Where were you when you heard the news, when you realized that the world had lost its greatest entertainer? I was in my living room, watching TV, shaking my head and wondering what life would be like without George Carlin.
That was a year ago. I just couldn’t believe the brilliant comedian was gone.
I had the same feeling when I heard that Michael Jackson had died, a feeling that the world had lost a talent it would never see again, at least not for another millennium, when someone develops a time machine.
Jackson was to my generation what Neil Armstrong was to the previous one. Armstrong was the first man to walk on the moon, but until Jackson came along, many of us had never seen the moonwalk.

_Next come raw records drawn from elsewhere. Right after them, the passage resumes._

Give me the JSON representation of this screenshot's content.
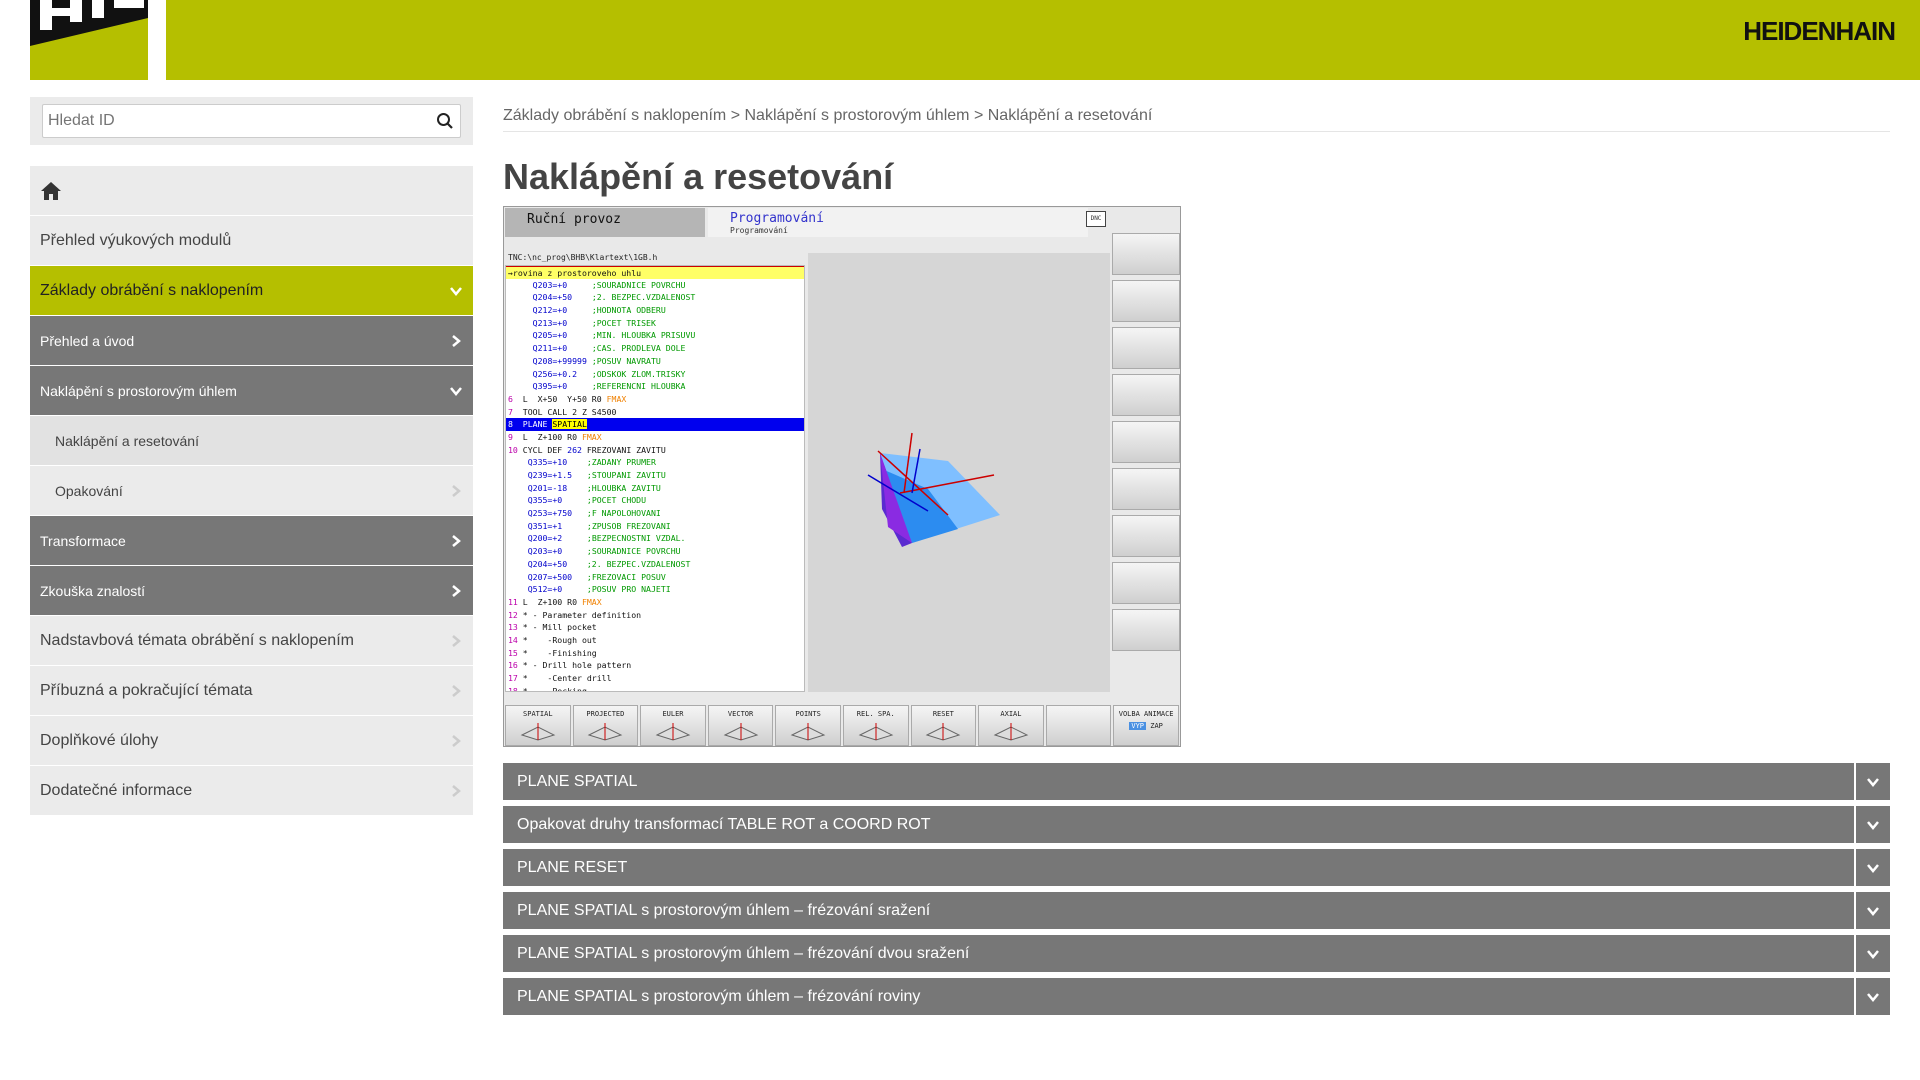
{
  "header": {
    "logo_alt": "HIT",
    "brand": "HEIDENHAIN"
  },
  "search": {
    "placeholder": "Hledat ID"
  },
  "sidebar": {
    "items": [
      {
        "label": "Přehled výukových modulů"
      },
      {
        "label": "Základy obrábění s naklopením"
      },
      {
        "label": "Přehled a úvod"
      },
      {
        "label": "Naklápění s prostorovým úhlem"
      },
      {
        "label": "Naklápění a resetování"
      },
      {
        "label": "Opakování"
      },
      {
        "label": "Transformace"
      },
      {
        "label": "Zkouška znalostí"
      },
      {
        "label": "Nadstavbová témata obrábění s naklopením"
      },
      {
        "label": "Příbuzná a pokračující témata"
      },
      {
        "label": "Doplňkové úlohy"
      },
      {
        "label": "Dodatečné informace"
      }
    ]
  },
  "breadcrumb": [
    "Základy obrábění s naklopením",
    "Naklápění s prostorovým úhlem",
    "Naklápění a resetování"
  ],
  "breadcrumb_sep": ">",
  "page_title": "Naklápění a resetování",
  "tnc": {
    "mode_left": "Ruční provoz",
    "mode_right": "Programování",
    "mode_right_sub": "Programování",
    "dnc": "DNC",
    "path": "TNC:\\nc_prog\\BHB\\Klartext\\1GB.h",
    "softkeys": [
      "SPATIAL",
      "PROJECTED",
      "EULER",
      "VECTOR",
      "POINTS",
      "REL. SPA.",
      "RESET",
      "AXIAL"
    ],
    "anim_label": "VOLBA ANIMACE",
    "anim_off": "VYP",
    "anim_on": "ZAP"
  },
  "accordions": [
    {
      "label": "PLANE SPATIAL"
    },
    {
      "label": "Opakovat druhy transformací TABLE ROT a COORD ROT"
    },
    {
      "label": "PLANE RESET"
    },
    {
      "label": "PLANE SPATIAL s prostorovým úhlem – frézování sražení"
    },
    {
      "label": "PLANE SPATIAL s prostorovým úhlem – frézování dvou sražení"
    },
    {
      "label": "PLANE SPATIAL s prostorovým úhlem – frézování roviny"
    }
  ],
  "colors": {
    "accent": "#b5bf00",
    "dark_item": "#777777"
  }
}
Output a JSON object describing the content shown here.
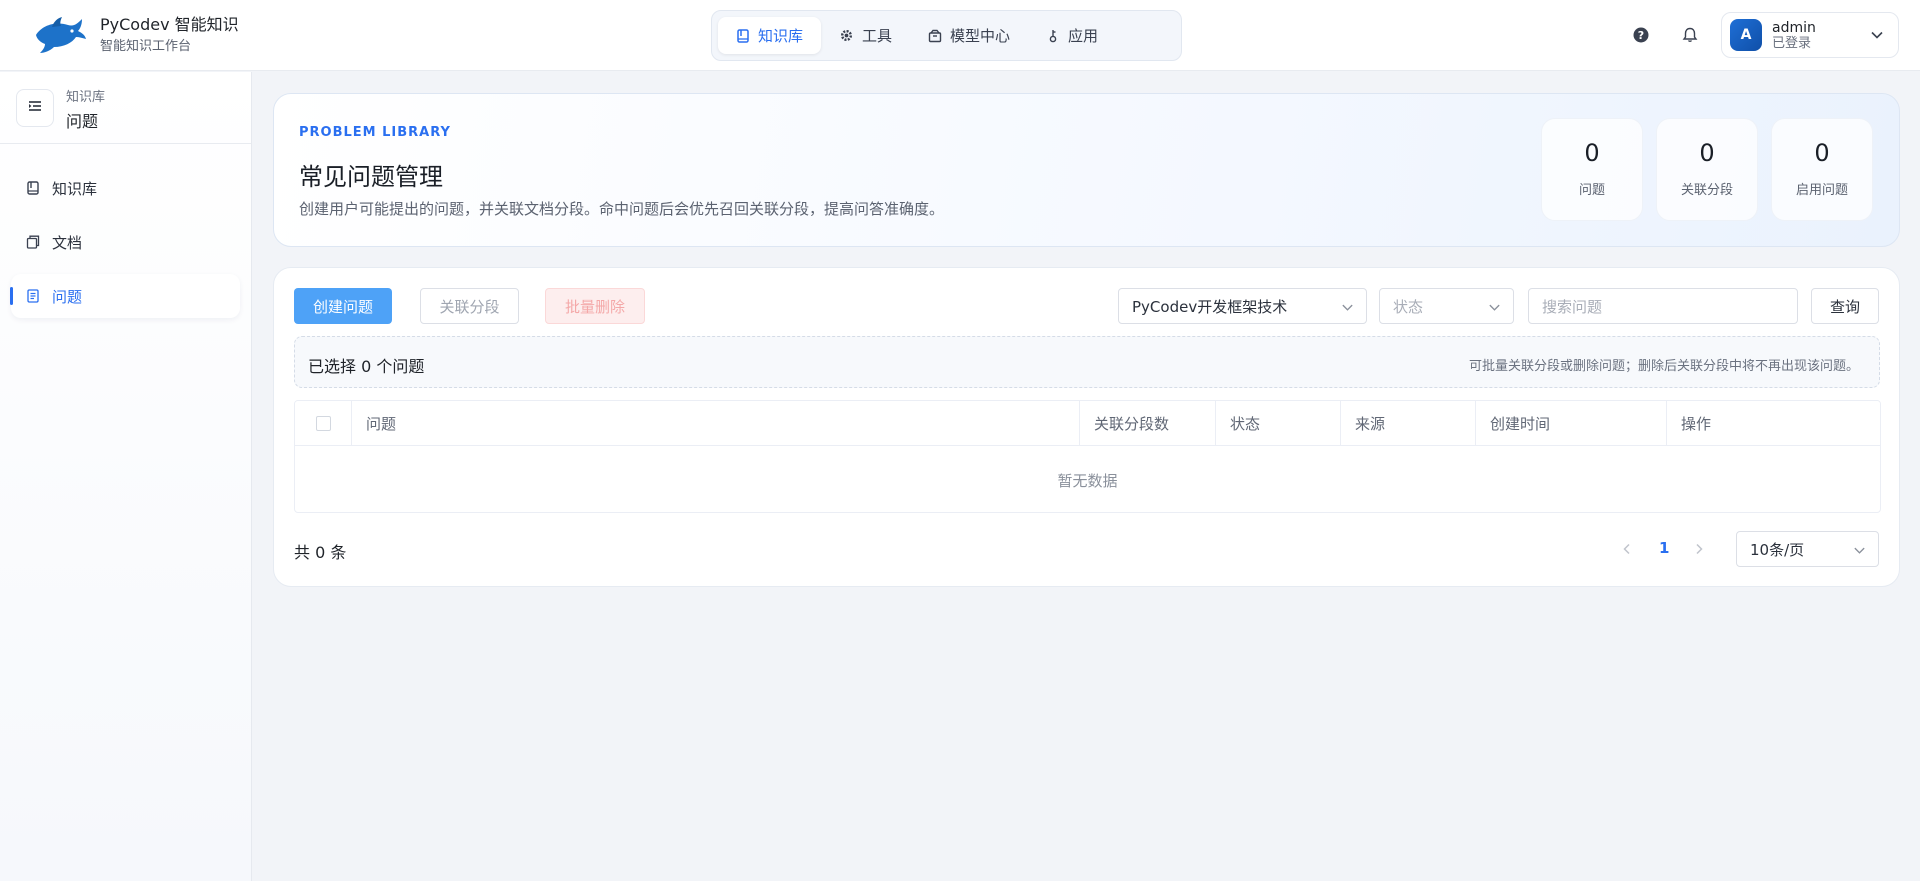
{
  "header": {
    "brand_title": "PyCodev 智能知识",
    "brand_subtitle": "智能知识工作台",
    "nav": [
      {
        "label": "知识库",
        "icon": "book-icon",
        "active": true
      },
      {
        "label": "工具",
        "icon": "gear-icon",
        "active": false
      },
      {
        "label": "模型中心",
        "icon": "box-icon",
        "active": false
      },
      {
        "label": "应用",
        "icon": "key-icon",
        "active": false
      }
    ],
    "user": {
      "avatar_letter": "A",
      "name": "admin",
      "status": "已登录"
    }
  },
  "sidebar": {
    "breadcrumb": "知识库",
    "title": "问题",
    "items": [
      {
        "label": "知识库",
        "icon": "book-icon",
        "active": false
      },
      {
        "label": "文档",
        "icon": "documents-icon",
        "active": false
      },
      {
        "label": "问题",
        "icon": "list-doc-icon",
        "active": true
      }
    ]
  },
  "hero": {
    "kicker": "PROBLEM LIBRARY",
    "title": "常见问题管理",
    "description": "创建用户可能提出的问题，并关联文档分段。命中问题后会优先召回关联分段，提高问答准确度。",
    "stats": [
      {
        "value": "0",
        "label": "问题"
      },
      {
        "value": "0",
        "label": "关联分段"
      },
      {
        "value": "0",
        "label": "启用问题"
      }
    ]
  },
  "toolbar": {
    "create_label": "创建问题",
    "link_label": "关联分段",
    "batch_delete_label": "批量删除",
    "knowledge_select_value": "PyCodev开发框架技术",
    "status_placeholder": "状态",
    "search_placeholder": "搜索问题",
    "query_label": "查询"
  },
  "selection": {
    "summary": "已选择 0 个问题",
    "hint": "可批量关联分段或删除问题；删除后关联分段中将不再出现该问题。"
  },
  "table": {
    "columns": [
      "问题",
      "关联分段数",
      "状态",
      "来源",
      "创建时间",
      "操作"
    ],
    "rows": [],
    "empty_text": "暂无数据"
  },
  "pagination": {
    "total_text": "共 0 条",
    "current_page": "1",
    "page_size": "10条/页"
  },
  "colors": {
    "accent": "#2a6ff0",
    "primary_button": "#4ea2f7",
    "danger_soft": "#fdeeee",
    "page_bg": "#f2f4f8"
  }
}
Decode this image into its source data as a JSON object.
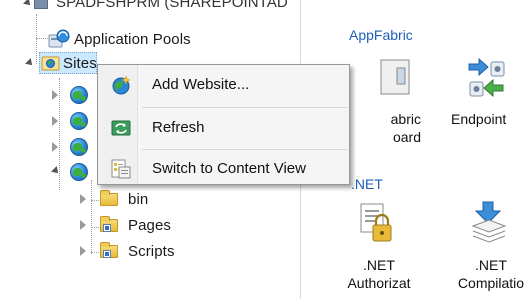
{
  "tree": {
    "server_node": "SPADFSHPRM (SHAREPOINTAD",
    "app_pools_label": "Application Pools",
    "sites_label": "Sites",
    "folders": [
      {
        "label": "bin"
      },
      {
        "label": "Pages"
      },
      {
        "label": "Scripts"
      }
    ]
  },
  "context_menu": {
    "items": [
      {
        "label": "Add Website...",
        "icon": "add-website-icon"
      },
      {
        "label": "Refresh",
        "icon": "refresh-icon"
      },
      {
        "label": "Switch to Content View",
        "icon": "content-view-icon"
      }
    ]
  },
  "features": {
    "group1_title": "AppFabric",
    "group1_items": [
      {
        "label": "abric\noard",
        "icon": "appfabric-dashboard-icon"
      },
      {
        "label": "Endpoint",
        "icon": "endpoints-icon"
      }
    ],
    "group2_title": ".NET",
    "group2_items": [
      {
        "label": ".NET\nAuthorizat",
        "icon": "net-authorization-icon"
      },
      {
        "label": ".NET\nCompilatio",
        "icon": "net-compilation-icon"
      }
    ]
  },
  "colors": {
    "accent_link": "#1f5fb8",
    "selection": "#cce8ff"
  }
}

He was no astronaut, of course, but nobody could rocket up the music charts like him. During his peak, he had more No. 1 singles than anyone else, more hits than the entire lineup of the Chicago Cubs.
He became known as the “King of Pop,” easily outshining all contenders for the title, even that Indian man who had set a world record for bursting balloons.
He gave us an album called “Thriller” –- and what a thrill it was, the best investment a music fan could make, aside from taking Madonna on a date.
His mega-hit “Beat it” soared to No. 1 on several charts around the world, so popular that Ayatollah Khomeini, concerned about the influence of American popular culture, instructed the youths of Iran to stop “beating it.”
He had seven hits on the Billboard Top Ten in one week, a truly astonishing feat, as amazing as when Kanye West managed to read seven pages of a book in one week.
His unrivaled dancing and stellar singing combined to give concert-goers a super-charged performance like no other. Even the Amish people were impressed. They had never seen anything so electric.
That he was a brilliant performer, a true musical genius, no one can deny. He set the bar so high, it’s far beyond the reach of today’s generation of bar-hoppers.
But Jackson also had “issues,” lots of them. The tabloids dubbed him “Wacko Jacko” and wrote headlines about anything strange he did, whether he lay in an oxygen chamber, dangled his baby over a balcony, or spread mustard over his hot dogs.
Plastic surgery turned him into a caricature of the handsome man on the cover of “Thriller.” It was a crime that unfolded before our eyes, but the police never filed charges against his plastic surgeon. No one else in American history has gotten away so easily with defacing a national treasure.
Jackson loved to play with children, entertaining them on Neverland Ranch. On two occasions, he was accused of sexual abuse, charges that didn’t land him in prison, but tainted his legacy and caused parents to warn their children that Jackson’s home was most definitely “never land.”
After an acquittal on the second charge, he took refuge in Bahrain, but was planning to return to the limelight with a concert series in London. The concerts sold out within a few hours, a testament to his enduring popularity. Despite all his problems, it was hard not to love him, like that tattered doll my daughter just won’t throw out.
So how should we remember him? As the greatest performer of our era, a man whose musical career approached perfection, whose life never quite did.